:: Records to use ::

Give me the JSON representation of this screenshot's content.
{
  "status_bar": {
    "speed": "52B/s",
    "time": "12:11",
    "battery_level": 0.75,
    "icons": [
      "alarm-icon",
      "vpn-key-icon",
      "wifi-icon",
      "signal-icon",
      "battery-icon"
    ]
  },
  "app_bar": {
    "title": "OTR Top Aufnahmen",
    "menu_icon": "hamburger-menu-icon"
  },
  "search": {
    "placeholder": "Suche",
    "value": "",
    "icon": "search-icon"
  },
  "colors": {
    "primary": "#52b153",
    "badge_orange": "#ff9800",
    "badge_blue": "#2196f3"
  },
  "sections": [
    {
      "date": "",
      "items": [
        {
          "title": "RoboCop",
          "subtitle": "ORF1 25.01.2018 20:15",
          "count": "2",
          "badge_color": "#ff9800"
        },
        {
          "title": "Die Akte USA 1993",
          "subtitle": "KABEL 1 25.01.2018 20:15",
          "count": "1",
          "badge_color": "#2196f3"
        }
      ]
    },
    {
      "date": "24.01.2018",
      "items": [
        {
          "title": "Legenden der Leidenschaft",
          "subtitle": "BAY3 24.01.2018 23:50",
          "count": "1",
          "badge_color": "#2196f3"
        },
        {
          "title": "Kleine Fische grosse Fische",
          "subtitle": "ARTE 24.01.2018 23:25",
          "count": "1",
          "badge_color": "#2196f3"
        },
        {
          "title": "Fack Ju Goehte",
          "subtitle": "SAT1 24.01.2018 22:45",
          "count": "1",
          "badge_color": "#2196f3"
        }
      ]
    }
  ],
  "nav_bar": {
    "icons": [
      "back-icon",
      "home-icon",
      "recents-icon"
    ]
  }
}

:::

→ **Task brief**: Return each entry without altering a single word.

→ **Task output**:
Give me the JSON representation of this screenshot's content.
{
  "status_bar": {
    "speed": "52B/s",
    "time": "12:11",
    "battery_level": 0.75,
    "icons": [
      "alarm-icon",
      "vpn-key-icon",
      "wifi-icon",
      "signal-icon",
      "battery-icon"
    ]
  },
  "app_bar": {
    "title": "OTR Top Aufnahmen",
    "menu_icon": "hamburger-menu-icon"
  },
  "search": {
    "placeholder": "Suche",
    "value": "",
    "icon": "search-icon"
  },
  "colors": {
    "primary": "#52b153",
    "badge_orange": "#ff9800",
    "badge_blue": "#2196f3"
  },
  "sections": [
    {
      "date": "",
      "items": [
        {
          "title": "RoboCop",
          "subtitle": "ORF1 25.01.2018 20:15",
          "count": "2",
          "badge_color": "#ff9800"
        },
        {
          "title": "Die Akte USA 1993",
          "subtitle": "KABEL 1 25.01.2018 20:15",
          "count": "1",
          "badge_color": "#2196f3"
        }
      ]
    },
    {
      "date": "24.01.2018",
      "items": [
        {
          "title": "Legenden der Leidenschaft",
          "subtitle": "BAY3 24.01.2018 23:50",
          "count": "1",
          "badge_color": "#2196f3"
        },
        {
          "title": "Kleine Fische grosse Fische",
          "subtitle": "ARTE 24.01.2018 23:25",
          "count": "1",
          "badge_color": "#2196f3"
        },
        {
          "title": "Fack Ju Goehte",
          "subtitle": "SAT1 24.01.2018 22:45",
          "count": "1",
          "badge_color": "#2196f3"
        }
      ]
    }
  ],
  "nav_bar": {
    "icons": [
      "back-icon",
      "home-icon",
      "recents-icon"
    ]
  }
}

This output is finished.